We, in general, search for autonomy. We search and crave for a form of individuality that sets us free from the shackles of social connections. We want to be unique, to such an extent that we express ourselves in a multitude of different ways. We express our thoughts, our personalities, and our ideas. But the sad fact is that institutions, who desire – nay, they crave – power in a society that sets itself up for it, need the individuals to work together.
Tourette syndrome is a neurological disorder characterized by repetitive, involuntary movements and vocalizations which are called “tics.” The disorder is named for Dr. Georges Gilles de la Tourette, a pioneering French neurologist who first described this condition in the case of an 86-year old French woman way back in 1885. While the first documented and official case revolved around an elderly woman, modern day psychology shows that the earliest symptoms of the disorder are noticed between the ages of three to nine years old. It occurs equally in all ethnic groups, but males are affected about three to four times more than females.
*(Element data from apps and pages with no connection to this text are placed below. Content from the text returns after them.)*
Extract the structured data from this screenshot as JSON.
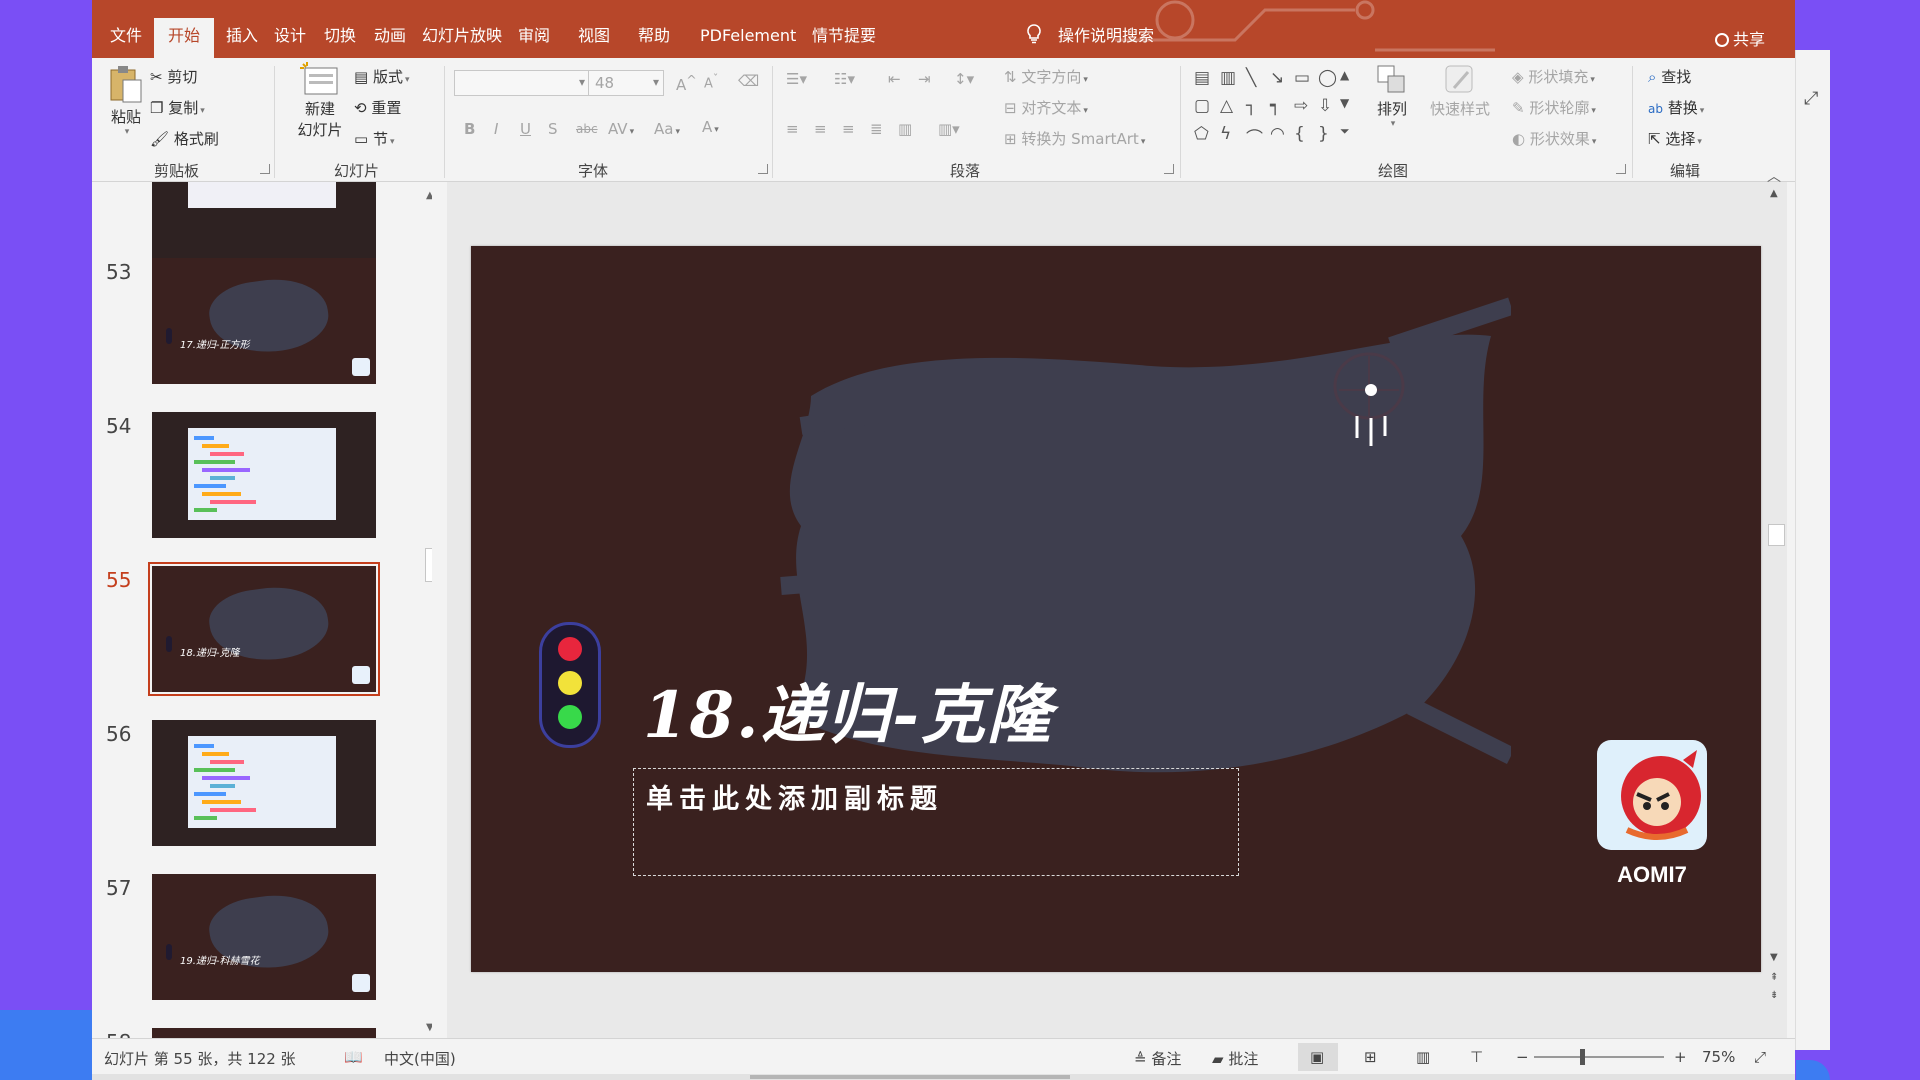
{
  "ribbon_tabs": [
    "文件",
    "开始",
    "插入",
    "设计",
    "切换",
    "动画",
    "幻灯片放映",
    "审阅",
    "视图",
    "帮助",
    "PDFelement",
    "情节提要"
  ],
  "active_tab": "开始",
  "tell_me": "操作说明搜索",
  "share": "共享",
  "clipboard": {
    "paste": "粘贴",
    "cut": "剪切",
    "copy": "复制",
    "format_painter": "格式刷",
    "label": "剪贴板"
  },
  "slides_group": {
    "new_slide_line1": "新建",
    "new_slide_line2": "幻灯片",
    "layout": "版式",
    "reset": "重置",
    "section": "节",
    "label": "幻灯片"
  },
  "font_group": {
    "size": "48",
    "label": "字体",
    "bold": "B",
    "italic": "I",
    "underline": "U",
    "shadow": "S",
    "strike": "abc",
    "spacing": "AV",
    "case": "Aa",
    "color": "A",
    "grow": "A",
    "shrink": "A"
  },
  "paragraph_group": {
    "text_direction": "文字方向",
    "align_text": "对齐文本",
    "smartart": "转换为 SmartArt",
    "label": "段落"
  },
  "drawing_group": {
    "arrange": "排列",
    "quick_styles": "快速样式",
    "shape_fill": "形状填充",
    "shape_outline": "形状轮廓",
    "shape_effects": "形状效果",
    "label": "绘图"
  },
  "editing_group": {
    "find": "查找",
    "replace": "替换",
    "select": "选择",
    "label": "编辑"
  },
  "thumbnails": [
    {
      "num": "53",
      "kind": "title",
      "title": "17.递归-正方形"
    },
    {
      "num": "54",
      "kind": "code",
      "title": ""
    },
    {
      "num": "55",
      "kind": "title",
      "title": "18.递归-克隆",
      "selected": true
    },
    {
      "num": "56",
      "kind": "code",
      "title": ""
    },
    {
      "num": "57",
      "kind": "title",
      "title": "19.递归-科赫雪花"
    },
    {
      "num": "58",
      "kind": "partial",
      "title": ""
    }
  ],
  "slide": {
    "title": "18.递归-克隆",
    "subtitle_placeholder": "单击此处添加副标题",
    "logo_text": "AOMI7",
    "colors": {
      "background": "#3a211f",
      "brush": "#3e3e4e",
      "red": "#e8263d",
      "yellow": "#f2e23a",
      "green": "#38d94a"
    }
  },
  "status": {
    "slide_info": "幻灯片 第 55 张，共 122 张",
    "language": "中文(中国)",
    "notes": "备注",
    "comments": "批注",
    "zoom": "75%"
  },
  "accent_color": "#b7472a"
}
Individuals who experience depersonalization feel separated from their own personal life and physicality by claiming they sense their body sensations, feelings, emotions and behaviors as not belonging to the same person or identity. Often a person who has experienced this disorder claims that most things seem “unreal” and “hazy”. A recognition of personality breaks down completely — hence the name ‘depersonalization’ — as if one is watching a television show where their real personality is the leading role. Depersonalization can result in extremely high anxiety levels, which further increase these perceptions and further stress out the mind. Individuals suffering through this mental disorder also often find it hard to remember anything they saw or experienced while in this third person state of mind.
While regular book lovers buy books for the knowledge inside of them, bibliomaniacs amass books, piling them higher and higher and determining their import only by weight, measurement, and exterior qualities knowing they’ll never open them. While people with this “disorder” love books for their outward appearances, normal people tend to like them for the stories inside and what was actually written. For bibliomaniacs, books are treasures to be protected at all costs. For normal book lovers and buyers (often called bibliophiles), books are friends that deserve to be enjoyed by all.
Joseph Kaminski| Dec 24, 2015
Schizophrenia is a severe psychological disorder that causes people to hear voices and see things that other people don’t and cannot hear. They suffer through delusions, disordered and incomprehensible thoughts and speech, and hallucinations of all kinds. They oftentimes believe they possess magical abilities and may believe that people are reading their minds, controlling their thoughts, or plotting behind their backs to physically or mentally harm them. They have a very difficult time understanding and perceiving what is real in reality. This disorder can terrify people living through it on a daily basis and can easily make them withdrawn from society in fear of harm or, in cases where they refuse to stay isolated, extremely paranoid and/or agitated in social events most people can attend.